#### [TRY IT]
Where a line of the data below has the string "collapse", copy that line.

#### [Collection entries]
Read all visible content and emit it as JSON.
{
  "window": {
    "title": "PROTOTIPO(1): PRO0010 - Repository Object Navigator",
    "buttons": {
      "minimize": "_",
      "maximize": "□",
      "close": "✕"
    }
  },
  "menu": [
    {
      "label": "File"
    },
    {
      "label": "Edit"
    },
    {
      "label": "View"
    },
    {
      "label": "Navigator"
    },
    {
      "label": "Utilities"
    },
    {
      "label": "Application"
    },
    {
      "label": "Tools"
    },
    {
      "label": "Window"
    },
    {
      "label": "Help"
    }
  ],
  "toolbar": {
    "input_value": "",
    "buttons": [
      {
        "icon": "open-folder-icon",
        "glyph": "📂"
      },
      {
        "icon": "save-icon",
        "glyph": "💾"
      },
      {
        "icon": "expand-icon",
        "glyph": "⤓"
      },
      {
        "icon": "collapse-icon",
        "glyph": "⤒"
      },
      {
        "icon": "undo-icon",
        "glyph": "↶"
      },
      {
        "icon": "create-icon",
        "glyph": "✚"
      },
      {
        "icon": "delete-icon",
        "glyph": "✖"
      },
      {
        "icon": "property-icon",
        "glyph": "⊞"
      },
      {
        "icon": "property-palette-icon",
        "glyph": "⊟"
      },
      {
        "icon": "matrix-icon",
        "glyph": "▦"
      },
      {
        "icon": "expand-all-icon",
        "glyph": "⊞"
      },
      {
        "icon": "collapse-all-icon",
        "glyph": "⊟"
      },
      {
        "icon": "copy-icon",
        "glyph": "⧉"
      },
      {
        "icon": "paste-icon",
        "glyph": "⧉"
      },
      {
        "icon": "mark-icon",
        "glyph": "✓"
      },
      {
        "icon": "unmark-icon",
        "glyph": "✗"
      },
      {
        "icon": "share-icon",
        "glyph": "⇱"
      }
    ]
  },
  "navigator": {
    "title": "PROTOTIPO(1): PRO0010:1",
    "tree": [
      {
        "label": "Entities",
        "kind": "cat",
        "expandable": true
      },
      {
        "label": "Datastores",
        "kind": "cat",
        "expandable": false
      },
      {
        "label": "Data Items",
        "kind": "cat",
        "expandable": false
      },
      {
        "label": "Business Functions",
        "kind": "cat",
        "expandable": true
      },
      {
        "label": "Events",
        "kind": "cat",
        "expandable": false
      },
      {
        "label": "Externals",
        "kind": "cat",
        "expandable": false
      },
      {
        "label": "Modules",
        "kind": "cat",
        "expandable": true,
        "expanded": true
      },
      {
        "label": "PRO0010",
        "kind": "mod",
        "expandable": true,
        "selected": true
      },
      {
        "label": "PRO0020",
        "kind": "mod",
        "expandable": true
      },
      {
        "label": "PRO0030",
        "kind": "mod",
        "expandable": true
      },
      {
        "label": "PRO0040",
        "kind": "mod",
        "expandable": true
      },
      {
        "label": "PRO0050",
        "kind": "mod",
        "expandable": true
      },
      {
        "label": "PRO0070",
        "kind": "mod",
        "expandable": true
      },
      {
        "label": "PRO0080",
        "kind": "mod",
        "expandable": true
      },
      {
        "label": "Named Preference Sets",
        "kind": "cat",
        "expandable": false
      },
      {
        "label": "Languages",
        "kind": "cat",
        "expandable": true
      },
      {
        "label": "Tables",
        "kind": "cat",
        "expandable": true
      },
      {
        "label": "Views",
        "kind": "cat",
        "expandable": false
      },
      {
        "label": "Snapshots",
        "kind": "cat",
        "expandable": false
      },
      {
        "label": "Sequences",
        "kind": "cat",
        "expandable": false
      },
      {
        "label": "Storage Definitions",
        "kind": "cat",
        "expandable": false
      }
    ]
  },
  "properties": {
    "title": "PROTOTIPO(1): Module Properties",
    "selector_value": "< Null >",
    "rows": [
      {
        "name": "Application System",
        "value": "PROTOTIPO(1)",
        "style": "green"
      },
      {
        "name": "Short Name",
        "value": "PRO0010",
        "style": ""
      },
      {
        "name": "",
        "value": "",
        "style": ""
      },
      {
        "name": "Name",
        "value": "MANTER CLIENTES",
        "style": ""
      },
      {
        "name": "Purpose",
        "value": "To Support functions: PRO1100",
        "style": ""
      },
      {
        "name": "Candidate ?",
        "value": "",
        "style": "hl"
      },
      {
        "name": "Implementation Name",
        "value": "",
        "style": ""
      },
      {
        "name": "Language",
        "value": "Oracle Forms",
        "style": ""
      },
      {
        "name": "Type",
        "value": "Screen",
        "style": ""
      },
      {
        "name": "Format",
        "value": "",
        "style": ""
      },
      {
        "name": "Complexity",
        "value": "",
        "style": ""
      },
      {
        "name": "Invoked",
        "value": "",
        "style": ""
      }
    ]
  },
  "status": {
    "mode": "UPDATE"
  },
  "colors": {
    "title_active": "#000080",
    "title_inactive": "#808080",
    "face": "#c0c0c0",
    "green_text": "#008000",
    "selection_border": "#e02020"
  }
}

#### [YOUR SOLUTION]
        "icon": "collapse-icon",
        "icon": "collapse-all-icon",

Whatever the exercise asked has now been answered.